What is the Debt Collection Statute of Limitations in New York?

By: Robert J. Nahoum

A man in suit and tie with his arms crossed.


A debt collector has been sending you letters, calling you on the phone and may have even sued you.  It’s been like pulling teeth to get the debt collector to explain what the debt is and where it came from.  As it turns out, the debt collector is not the company that originally extended you credit, it’s a debt buyer who now claims to own the right to collect the debt from you. You are perplexed because the debt they claim to have bought is old, really old, so old that you have forgotten about it.  The question is – how old is too old for them to collect?  What is the debt collection statute of limitations in New York?

The Rule:

There is a time limit in which a debt collector can sue to collect a debt.  This time limit is called the “statute of limitations.”  The statute of limitations for filing a debt collection lawsuit under New York law for a “consumer credit transaction” is 6 years.  However, the operative question is what law applies.  Often, it can be difficult to tell at the outset of the case what statute of limitations applies.  New York State law provides that when a foreign entity sues a New York State resident on a claim that accrued outside the state of New York, courts must apply the foreign state’s statute of limitations if it bars the claim.  Debts that accrue to a foreign corporation are deemed to accrue in the state where the creditor resides and sustains economic injury. A corporation is said to reside in the state of its principal place of business or its state of incorporation.  Many credit card companies are incorporated in states other than New York, such as Delaware and elsewhere, and many of these states have shorter statutes of limitations than New York. For example, Delaware has a 3 year statute of limitations on contracts.

The statue of limitations clock begins to run from the “date of the default.”  For most credit card cases, the “date of the default” is about 30 days after you last made a payment.  If you made a payment at any time after you first stopped paying, the debt collector’s time to sue you starts to run again.

Expiration of the statute of limitations does not prevent the debt collector from trying to collect the debt; it just precludes them from suing you for it.  Under newly enacted New York debt collection laws, if the debt collector is trying to collect a debt with an expired statute of limitations, it has to tell you that it is too old to sue.

Federal debt collection laws called the Fair Debt Collection Practices Act (FDCPA), regulates the collection of consumer debts.  The FDCPA precludes third party debt collectors from using false, misleading, deceptive and harassing debt collection tactics.   Suing on a debt that is beyond the statue of limitations is a violation of the FDCPA.

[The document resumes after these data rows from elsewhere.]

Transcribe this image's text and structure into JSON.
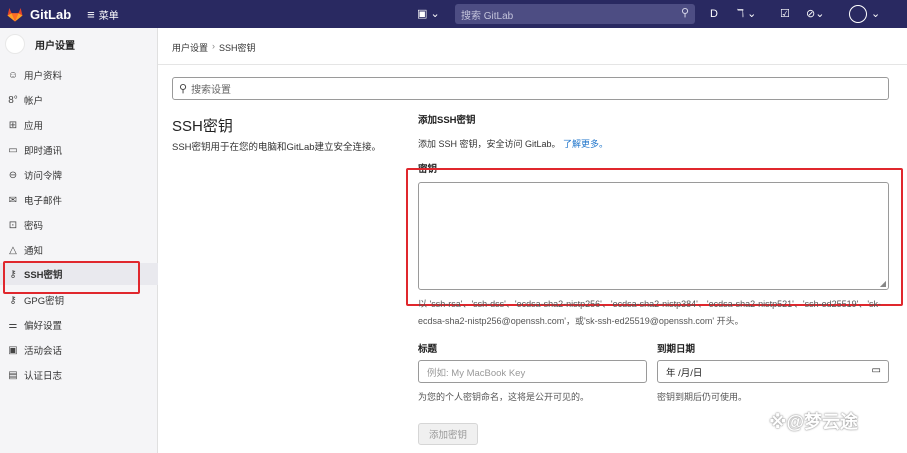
{
  "topbar": {
    "logo_text": "GitLab",
    "menu_label": "菜单",
    "search_placeholder": "搜索 GitLab",
    "icons": [
      "plus-square-icon",
      "search-icon",
      "issues-icon",
      "merge-request-icon",
      "todo-icon",
      "help-icon",
      "user-avatar"
    ]
  },
  "sidebar": {
    "title": "用户设置",
    "items": [
      {
        "label": "用户资料",
        "icon": "user-profile-icon"
      },
      {
        "label": "帐户",
        "icon": "account-icon"
      },
      {
        "label": "应用",
        "icon": "applications-icon"
      },
      {
        "label": "即时通讯",
        "icon": "chat-icon"
      },
      {
        "label": "访问令牌",
        "icon": "token-icon"
      },
      {
        "label": "电子邮件",
        "icon": "email-icon"
      },
      {
        "label": "密码",
        "icon": "lock-icon"
      },
      {
        "label": "通知",
        "icon": "bell-icon"
      },
      {
        "label": "SSH密钥",
        "icon": "key-icon"
      },
      {
        "label": "GPG密钥",
        "icon": "key-icon"
      },
      {
        "label": "偏好设置",
        "icon": "preferences-icon"
      },
      {
        "label": "活动会话",
        "icon": "monitor-icon"
      },
      {
        "label": "认证日志",
        "icon": "log-icon"
      }
    ],
    "active_index": 8
  },
  "breadcrumb": {
    "items": [
      "用户设置",
      "SSH密钥"
    ],
    "separator": "›"
  },
  "settings_search": {
    "placeholder": "搜索设置"
  },
  "ssh_section": {
    "title": "SSH密钥",
    "description": "SSH密钥用于在您的电脑和GitLab建立安全连接。"
  },
  "add_form": {
    "title": "添加SSH密钥",
    "description": "添加 SSH 密钥，安全访问 GitLab。",
    "learn_more": "了解更多。",
    "key_label": "密钥",
    "key_value": "",
    "key_help": "以 'ssh-rsa'、'ssh-dss'、'ecdsa-sha2-nistp256'、'ecdsa-sha2-nistp384'、'ecdsa-sha2-nistp521'、'ssh-ed25519'、'sk-ecdsa-sha2-nistp256@openssh.com'，或'sk-ssh-ed25519@openssh.com' 开头。",
    "title_label": "标题",
    "title_placeholder": "例如: My MacBook Key",
    "title_help": "为您的个人密钥命名，这将是公开可见的。",
    "expires_label": "到期日期",
    "expires_value": "年 /月/日",
    "expires_help": "密钥到期后仍可使用。",
    "submit_label": "添加密钥"
  },
  "watermark": "※@梦云途",
  "colors": {
    "topbar": "#292961",
    "highlight": "#e0272d",
    "link": "#1f75cb"
  }
}
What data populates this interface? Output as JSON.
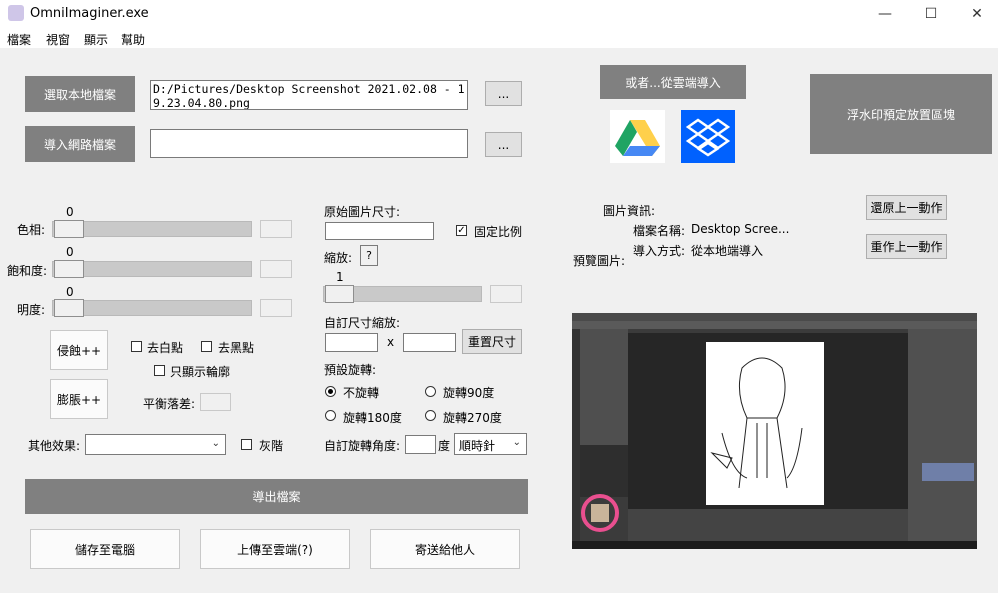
{
  "window": {
    "title": "OmniImaginer.exe",
    "minimize": "—",
    "maximize": "☐",
    "close": "✕"
  },
  "menu": [
    "檔案",
    "視窗",
    "顯示",
    "幫助"
  ],
  "import": {
    "local_button": "選取本地檔案",
    "local_path": "D:/Pictures/Desktop Screenshot 2021.02.08 - 19.23.04.80.png",
    "browse_label": "...",
    "web_button": "導入網路檔案",
    "web_path": "",
    "cloud_button": "或者...從雲端導入",
    "watermark_label": "浮水印預定放置區塊"
  },
  "adjust": {
    "hue": {
      "label": "色相:",
      "value": "0",
      "level": 0
    },
    "saturation": {
      "label": "飽和度:",
      "value": "0",
      "level": 0
    },
    "brightness": {
      "label": "明度:",
      "value": "0",
      "level": 0
    }
  },
  "morph": {
    "erode": "侵蝕++",
    "dilate": "膨脹++",
    "remove_white": "去白點",
    "remove_black": "去黑點",
    "outline_only": "只顯示輪廓",
    "balance_label": "平衡落差:"
  },
  "other": {
    "effects_label": "其他效果:",
    "effects_value": "",
    "gray_label": "灰階"
  },
  "size": {
    "original_label": "原始圖片尺寸:",
    "lock_ratio": "固定比例",
    "scale_label": "縮放:",
    "help": "?",
    "scale_value": "1",
    "scale_level": 0,
    "custom_label": "自訂尺寸縮放:",
    "times": "x",
    "reset": "重置尺寸"
  },
  "rotation": {
    "label": "預設旋轉:",
    "options": [
      "不旋轉",
      "旋轉90度",
      "旋轉180度",
      "旋轉270度"
    ],
    "selected": 0,
    "custom_label": "自訂旋轉角度:",
    "degree": "度",
    "direction": "順時針"
  },
  "info": {
    "title": "圖片資訊:",
    "name_label": "檔案名稱:",
    "name_value": "Desktop Scree...",
    "import_label": "導入方式:",
    "import_value": "從本地端導入",
    "preview_label": "預覽圖片:",
    "undo": "還原上一動作",
    "redo": "重作上一動作"
  },
  "actions": {
    "export": "導出檔案",
    "save": "儲存至電腦",
    "upload": "上傳至雲端(?)",
    "send": "寄送給他人"
  },
  "colors": {
    "gray_button": "#808080",
    "drive_green": "#1fa463",
    "drive_yellow": "#ffd04b",
    "drive_blue": "#4688f4",
    "dropbox": "#0061fe"
  }
}
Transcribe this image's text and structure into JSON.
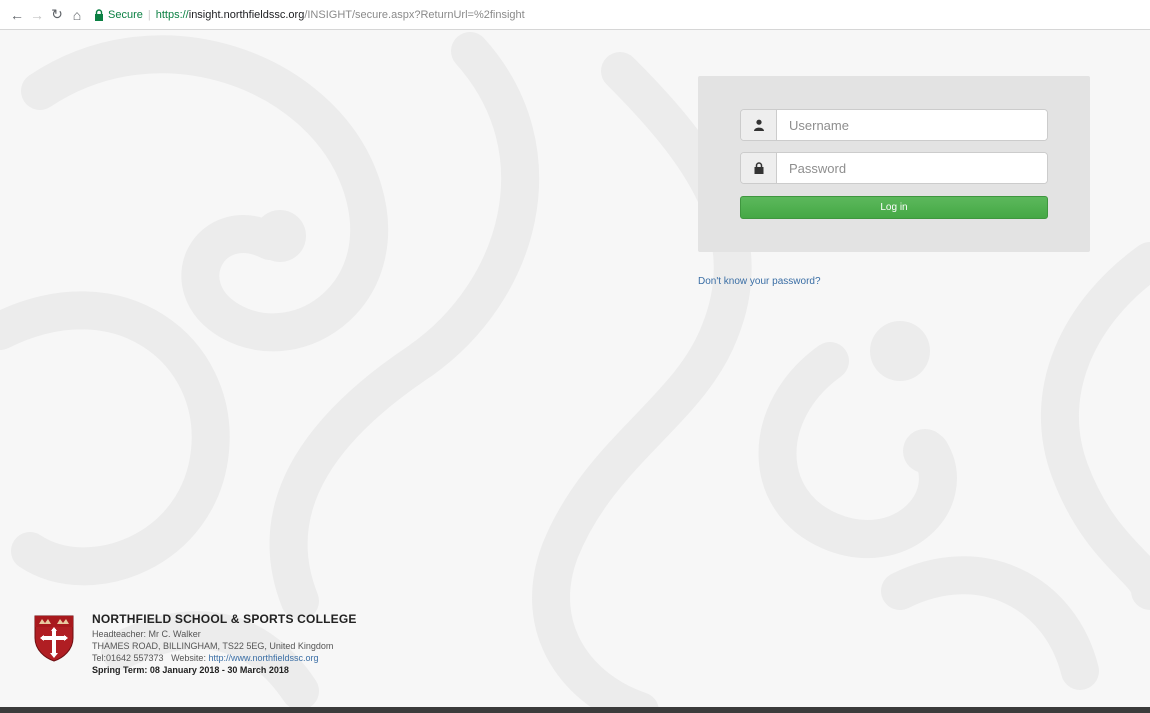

If a debt collector violates the FDCPA, you can sue for statutory damages up to $1,000.00 plus actual damages (like pain and suffering) and your attorney’s fees.


If a debt collector has sued or threatened to sue on a debt which is beyond the New York debt collection statute of limitations, take a stand and fight back.  Such conduct might be a violation FDCPA.  In FDCPA cases, The Law Offices of Robert J. Nahoum, P.C. doesn’t charge our clients a penny out of pocket.

If you need help settling or defending a debt collection law suit, stopping harassing debt collectors or suing a debt collector, contact us today to see what we can do for you.  With office located in the Bronx, Brooklyn and Rockland County, the Law Offices of Robert J. Nahoum defends consumers in debt collection cases throughout the Tristate area including New Jersey.

The Law Offices of Robert J. Nahoum, P.C
(845) 232-0202

Tags: ,